It can cause your eyes to sting - that to me hurts the most. Cause you gotta do one of two things - press on or stop and wash it out, and we don't stop, not for a little sweat. And besides - headbands are still in, aren't they? If you wear the headband, please, PLEASE - wear the wristbands too.
That same sweat is your gauge also.
If you poured heart and soul into that workout, you were sweating. If your shirt is covered, your probably in that heaping mess on the floor, panting, trying desperately to catch your breath - and wondering where someone put all the oxygen at the same time. And no - you don't have hyperhidrosis (excessive perspiration). The sweat was there when you struggled - at the beginning when things may have started to get difficult, got difficult, and at the end, when the workout was finished and you were done. The sweat was there to cool you off.
A little sweat is a good indicator of how you are doing and how you did. Less doesn't more and more doesn't mean less. Take Teddy Roosevelt's following quote:

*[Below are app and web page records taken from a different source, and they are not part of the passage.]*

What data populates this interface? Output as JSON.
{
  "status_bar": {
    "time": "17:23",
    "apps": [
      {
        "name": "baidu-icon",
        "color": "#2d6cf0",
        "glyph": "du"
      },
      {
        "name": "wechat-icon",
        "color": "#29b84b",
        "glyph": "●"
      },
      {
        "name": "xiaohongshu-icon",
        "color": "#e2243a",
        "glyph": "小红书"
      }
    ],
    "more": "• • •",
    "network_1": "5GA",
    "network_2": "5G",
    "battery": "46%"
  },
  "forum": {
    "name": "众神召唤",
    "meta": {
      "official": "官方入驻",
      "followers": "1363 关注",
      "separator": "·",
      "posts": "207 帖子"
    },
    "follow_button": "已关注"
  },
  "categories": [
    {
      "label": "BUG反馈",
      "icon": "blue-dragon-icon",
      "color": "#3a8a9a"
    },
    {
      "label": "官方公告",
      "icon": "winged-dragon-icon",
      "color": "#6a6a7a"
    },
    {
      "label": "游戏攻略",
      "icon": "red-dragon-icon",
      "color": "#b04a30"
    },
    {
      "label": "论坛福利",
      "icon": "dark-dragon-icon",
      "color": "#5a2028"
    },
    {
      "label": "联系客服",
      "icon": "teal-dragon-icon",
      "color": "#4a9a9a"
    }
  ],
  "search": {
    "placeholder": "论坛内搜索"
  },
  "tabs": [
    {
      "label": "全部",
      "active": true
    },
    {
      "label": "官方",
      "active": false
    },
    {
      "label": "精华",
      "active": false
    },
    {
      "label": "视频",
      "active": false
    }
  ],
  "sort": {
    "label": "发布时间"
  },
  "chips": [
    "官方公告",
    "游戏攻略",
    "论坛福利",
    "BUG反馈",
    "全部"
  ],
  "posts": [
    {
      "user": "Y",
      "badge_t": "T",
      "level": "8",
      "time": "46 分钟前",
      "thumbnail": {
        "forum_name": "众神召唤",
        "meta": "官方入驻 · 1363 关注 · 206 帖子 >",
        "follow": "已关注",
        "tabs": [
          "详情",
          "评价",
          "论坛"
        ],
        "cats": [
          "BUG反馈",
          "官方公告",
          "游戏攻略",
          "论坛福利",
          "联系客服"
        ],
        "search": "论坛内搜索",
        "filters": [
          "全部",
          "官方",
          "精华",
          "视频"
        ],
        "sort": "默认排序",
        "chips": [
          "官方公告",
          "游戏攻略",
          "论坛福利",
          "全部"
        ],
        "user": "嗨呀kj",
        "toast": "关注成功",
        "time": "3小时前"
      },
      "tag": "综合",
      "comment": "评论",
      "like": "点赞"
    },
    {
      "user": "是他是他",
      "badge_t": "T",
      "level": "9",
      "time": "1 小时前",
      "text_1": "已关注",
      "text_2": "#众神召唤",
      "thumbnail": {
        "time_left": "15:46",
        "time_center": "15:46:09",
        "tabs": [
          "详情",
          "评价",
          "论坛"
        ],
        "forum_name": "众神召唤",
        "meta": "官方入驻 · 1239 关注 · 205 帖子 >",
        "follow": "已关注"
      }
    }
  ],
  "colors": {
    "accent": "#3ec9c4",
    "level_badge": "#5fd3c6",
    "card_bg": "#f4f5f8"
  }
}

“It is not the critic who counts; not the man who points out how the strong man stumbles, or where the doer of deeds could have done them better. The credit belongs to the man who is actually in the arena, whose face is marred by dust and sweat and blood, who strives valiantly; who errs and comes short again and again; because there is not effort without error and shortcomings; but who does actually strive to do the deed; who knows the great enthusiasm, the great devotion, who spends himself in a worthy cause, who at the best knows in the end the triumph of high achievement and who at the worst, if he fails, at least he fails while daring greatly. So that his place shall never be with those cold and timid souls who know neither victory nor defeat.”
Who cares how much you sweat, just sweat and achieve . . not a bad tag line - so do it.